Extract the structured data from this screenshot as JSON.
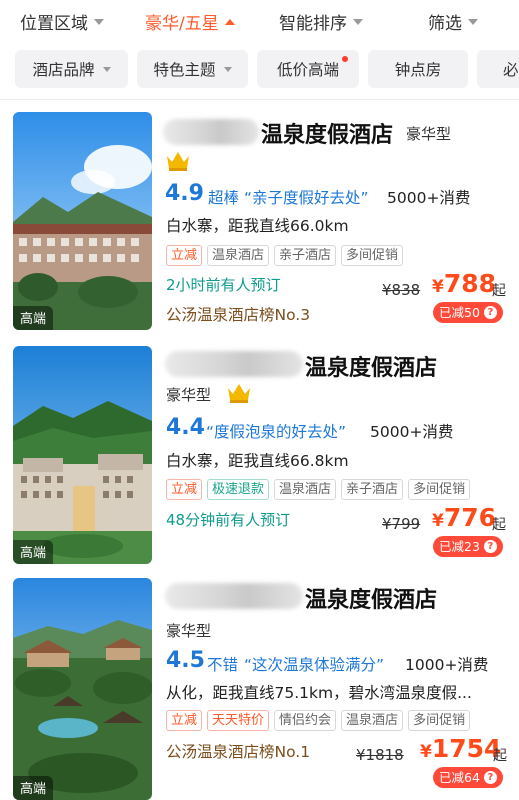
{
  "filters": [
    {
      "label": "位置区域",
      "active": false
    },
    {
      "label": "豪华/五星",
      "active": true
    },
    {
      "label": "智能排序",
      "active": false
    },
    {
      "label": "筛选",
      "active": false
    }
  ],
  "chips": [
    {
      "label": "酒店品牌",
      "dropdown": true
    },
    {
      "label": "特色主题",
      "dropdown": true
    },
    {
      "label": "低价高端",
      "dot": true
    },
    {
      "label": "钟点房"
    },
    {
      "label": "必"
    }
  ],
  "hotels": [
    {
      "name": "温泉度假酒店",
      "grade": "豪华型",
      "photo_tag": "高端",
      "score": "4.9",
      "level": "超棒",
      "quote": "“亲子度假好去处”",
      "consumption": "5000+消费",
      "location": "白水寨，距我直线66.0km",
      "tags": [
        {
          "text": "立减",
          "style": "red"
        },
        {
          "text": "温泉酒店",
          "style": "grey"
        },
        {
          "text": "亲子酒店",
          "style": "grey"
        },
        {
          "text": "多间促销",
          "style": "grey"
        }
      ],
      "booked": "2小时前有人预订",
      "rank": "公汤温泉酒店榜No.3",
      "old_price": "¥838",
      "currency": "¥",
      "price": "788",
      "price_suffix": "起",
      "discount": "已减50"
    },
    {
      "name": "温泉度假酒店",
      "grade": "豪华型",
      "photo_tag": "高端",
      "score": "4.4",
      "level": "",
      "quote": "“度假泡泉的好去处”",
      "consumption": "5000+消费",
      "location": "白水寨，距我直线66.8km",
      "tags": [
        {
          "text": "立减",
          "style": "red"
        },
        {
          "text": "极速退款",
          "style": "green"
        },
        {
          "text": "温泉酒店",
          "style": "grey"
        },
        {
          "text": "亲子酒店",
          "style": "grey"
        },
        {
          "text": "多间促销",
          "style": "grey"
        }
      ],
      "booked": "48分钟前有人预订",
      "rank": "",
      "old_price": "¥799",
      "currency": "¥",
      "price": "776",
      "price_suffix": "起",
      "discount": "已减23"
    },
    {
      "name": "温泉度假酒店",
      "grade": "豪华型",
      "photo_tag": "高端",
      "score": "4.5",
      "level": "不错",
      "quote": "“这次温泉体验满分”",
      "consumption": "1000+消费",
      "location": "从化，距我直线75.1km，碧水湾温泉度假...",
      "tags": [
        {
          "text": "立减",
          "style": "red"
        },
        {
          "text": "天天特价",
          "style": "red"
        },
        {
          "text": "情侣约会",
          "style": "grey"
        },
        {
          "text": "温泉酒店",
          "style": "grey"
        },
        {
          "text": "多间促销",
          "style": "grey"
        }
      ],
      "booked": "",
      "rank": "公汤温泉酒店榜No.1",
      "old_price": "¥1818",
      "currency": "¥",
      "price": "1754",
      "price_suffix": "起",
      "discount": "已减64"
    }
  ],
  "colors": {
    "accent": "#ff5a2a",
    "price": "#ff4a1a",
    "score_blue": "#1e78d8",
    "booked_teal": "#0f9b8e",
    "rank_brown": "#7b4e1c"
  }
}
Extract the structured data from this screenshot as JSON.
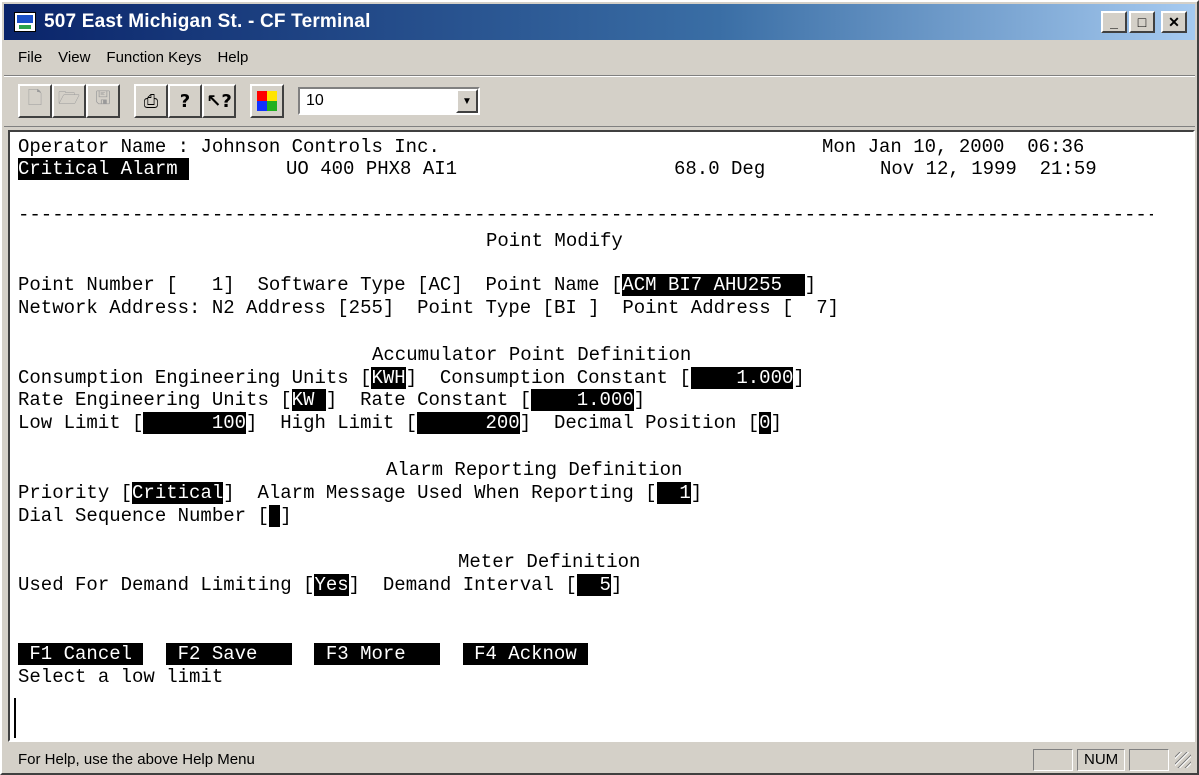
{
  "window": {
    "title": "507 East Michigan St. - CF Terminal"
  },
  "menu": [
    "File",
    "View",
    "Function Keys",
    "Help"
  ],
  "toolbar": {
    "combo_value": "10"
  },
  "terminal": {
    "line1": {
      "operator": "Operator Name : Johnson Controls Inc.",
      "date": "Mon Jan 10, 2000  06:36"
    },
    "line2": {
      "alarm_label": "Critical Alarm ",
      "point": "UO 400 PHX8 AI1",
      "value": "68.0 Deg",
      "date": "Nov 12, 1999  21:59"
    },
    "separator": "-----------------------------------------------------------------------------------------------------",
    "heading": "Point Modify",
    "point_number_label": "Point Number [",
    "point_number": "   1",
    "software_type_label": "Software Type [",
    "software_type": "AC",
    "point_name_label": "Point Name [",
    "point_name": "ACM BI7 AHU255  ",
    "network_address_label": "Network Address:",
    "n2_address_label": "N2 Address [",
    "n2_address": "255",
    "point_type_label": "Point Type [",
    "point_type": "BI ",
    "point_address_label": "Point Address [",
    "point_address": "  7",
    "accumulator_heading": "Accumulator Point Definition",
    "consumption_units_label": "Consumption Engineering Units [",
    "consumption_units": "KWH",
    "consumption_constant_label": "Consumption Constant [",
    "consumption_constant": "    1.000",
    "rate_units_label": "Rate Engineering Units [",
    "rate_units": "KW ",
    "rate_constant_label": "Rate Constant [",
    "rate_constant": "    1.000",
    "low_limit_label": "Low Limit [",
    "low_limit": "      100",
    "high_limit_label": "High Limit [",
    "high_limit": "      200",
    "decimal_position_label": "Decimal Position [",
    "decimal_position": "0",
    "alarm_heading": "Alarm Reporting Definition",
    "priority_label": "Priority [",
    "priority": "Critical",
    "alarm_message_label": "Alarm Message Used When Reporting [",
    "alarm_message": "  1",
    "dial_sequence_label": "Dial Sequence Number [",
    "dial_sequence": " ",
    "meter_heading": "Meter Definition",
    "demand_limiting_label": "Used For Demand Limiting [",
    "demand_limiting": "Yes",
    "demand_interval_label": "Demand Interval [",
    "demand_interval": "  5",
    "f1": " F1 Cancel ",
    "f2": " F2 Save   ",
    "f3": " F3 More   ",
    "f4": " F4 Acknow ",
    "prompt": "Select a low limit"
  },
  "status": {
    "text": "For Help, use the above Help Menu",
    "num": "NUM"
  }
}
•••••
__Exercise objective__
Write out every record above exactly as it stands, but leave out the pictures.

__Your solution__
Extract the structured data from this screenshot as JSON.
{
  "filters": [
    {
      "label": "位置区域",
      "active": false
    },
    {
      "label": "豪华/五星",
      "active": true
    },
    {
      "label": "智能排序",
      "active": false
    },
    {
      "label": "筛选",
      "active": false
    }
  ],
  "chips": [
    {
      "label": "酒店品牌",
      "dropdown": true
    },
    {
      "label": "特色主题",
      "dropdown": true
    },
    {
      "label": "低价高端",
      "dot": true
    },
    {
      "label": "钟点房"
    },
    {
      "label": "必"
    }
  ],
  "hotels": [
    {
      "name": "温泉度假酒店",
      "grade": "豪华型",
      "photo_tag": "高端",
      "score": "4.9",
      "level": "超棒",
      "quote": "“亲子度假好去处”",
      "consumption": "5000+消费",
      "location": "白水寨，距我直线66.0km",
      "tags": [
        {
          "text": "立减",
          "style": "red"
        },
        {
          "text": "温泉酒店",
          "style": "grey"
        },
        {
          "text": "亲子酒店",
          "style": "grey"
        },
        {
          "text": "多间促销",
          "style": "grey"
        }
      ],
      "booked": "2小时前有人预订",
      "rank": "公汤温泉酒店榜No.3",
      "old_price": "¥838",
      "currency": "¥",
      "price": "788",
      "price_suffix": "起",
      "discount": "已减50"
    },
    {
      "name": "温泉度假酒店",
      "grade": "豪华型",
      "photo_tag": "高端",
      "score": "4.4",
      "level": "",
      "quote": "“度假泡泉的好去处”",
      "consumption": "5000+消费",
      "location": "白水寨，距我直线66.8km",
      "tags": [
        {
          "text": "立减",
          "style": "red"
        },
        {
          "text": "极速退款",
          "style": "green"
        },
        {
          "text": "温泉酒店",
          "style": "grey"
        },
        {
          "text": "亲子酒店",
          "style": "grey"
        },
        {
          "text": "多间促销",
          "style": "grey"
        }
      ],
      "booked": "48分钟前有人预订",
      "rank": "",
      "old_price": "¥799",
      "currency": "¥",
      "price": "776",
      "price_suffix": "起",
      "discount": "已减23"
    },
    {
      "name": "温泉度假酒店",
      "grade": "豪华型",
      "photo_tag": "高端",
      "score": "4.5",
      "level": "不错",
      "quote": "“这次温泉体验满分”",
      "consumption": "1000+消费",
      "location": "从化，距我直线75.1km，碧水湾温泉度假...",
      "tags": [
        {
          "text": "立减",
          "style": "red"
        },
        {
          "text": "天天特价",
          "style": "red"
        },
        {
          "text": "情侣约会",
          "style": "grey"
        },
        {
          "text": "温泉酒店",
          "style": "grey"
        },
        {
          "text": "多间促销",
          "style": "grey"
        }
      ],
      "booked": "",
      "rank": "公汤温泉酒店榜No.1",
      "old_price": "¥1818",
      "currency": "¥",
      "price": "1754",
      "price_suffix": "起",
      "discount": "已减64"
    }
  ],
  "colors": {
    "accent": "#ff5a2a",
    "price": "#ff4a1a",
    "score_blue": "#1e78d8",
    "booked_teal": "#0f9b8e",
    "rank_brown": "#7b4e1c"
  }
}
Extract the structured data from this screenshot as JSON.
{
  "window": {
    "title": "507 East Michigan St. - CF Terminal"
  },
  "menu": [
    "File",
    "View",
    "Function Keys",
    "Help"
  ],
  "toolbar": {
    "combo_value": "10"
  },
  "terminal": {
    "line1": {
      "operator": "Operator Name : Johnson Controls Inc.",
      "date": "Mon Jan 10, 2000  06:36"
    },
    "line2": {
      "alarm_label": "Critical Alarm ",
      "point": "UO 400 PHX8 AI1",
      "value": "68.0 Deg",
      "date": "Nov 12, 1999  21:59"
    },
    "separator": "-----------------------------------------------------------------------------------------------------",
    "heading": "Point Modify",
    "point_number_label": "Point Number [",
    "point_number": "   1",
    "software_type_label": "Software Type [",
    "software_type": "AC",
    "point_name_label": "Point Name [",
    "point_name": "ACM BI7 AHU255  ",
    "network_address_label": "Network Address:",
    "n2_address_label": "N2 Address [",
    "n2_address": "255",
    "point_type_label": "Point Type [",
    "point_type": "BI ",
    "point_address_label": "Point Address [",
    "point_address": "  7",
    "accumulator_heading": "Accumulator Point Definition",
    "consumption_units_label": "Consumption Engineering Units [",
    "consumption_units": "KWH",
    "consumption_constant_label": "Consumption Constant [",
    "consumption_constant": "    1.000",
    "rate_units_label": "Rate Engineering Units [",
    "rate_units": "KW ",
    "rate_constant_label": "Rate Constant [",
    "rate_constant": "    1.000",
    "low_limit_label": "Low Limit [",
    "low_limit": "      100",
    "high_limit_label": "High Limit [",
    "high_limit": "      200",
    "decimal_position_label": "Decimal Position [",
    "decimal_position": "0",
    "alarm_heading": "Alarm Reporting Definition",
    "priority_label": "Priority [",
    "priority": "Critical",
    "alarm_message_label": "Alarm Message Used When Reporting [",
    "alarm_message": "  1",
    "dial_sequence_label": "Dial Sequence Number [",
    "dial_sequence": " ",
    "meter_heading": "Meter Definition",
    "demand_limiting_label": "Used For Demand Limiting [",
    "demand_limiting": "Yes",
    "demand_interval_label": "Demand Interval [",
    "demand_interval": "  5",
    "f1": " F1 Cancel ",
    "f2": " F2 Save   ",
    "f3": " F3 More   ",
    "f4": " F4 Acknow ",
    "prompt": "Select a low limit"
  },
  "status": {
    "text": "For Help, use the above Help Menu",
    "num": "NUM"
  }
}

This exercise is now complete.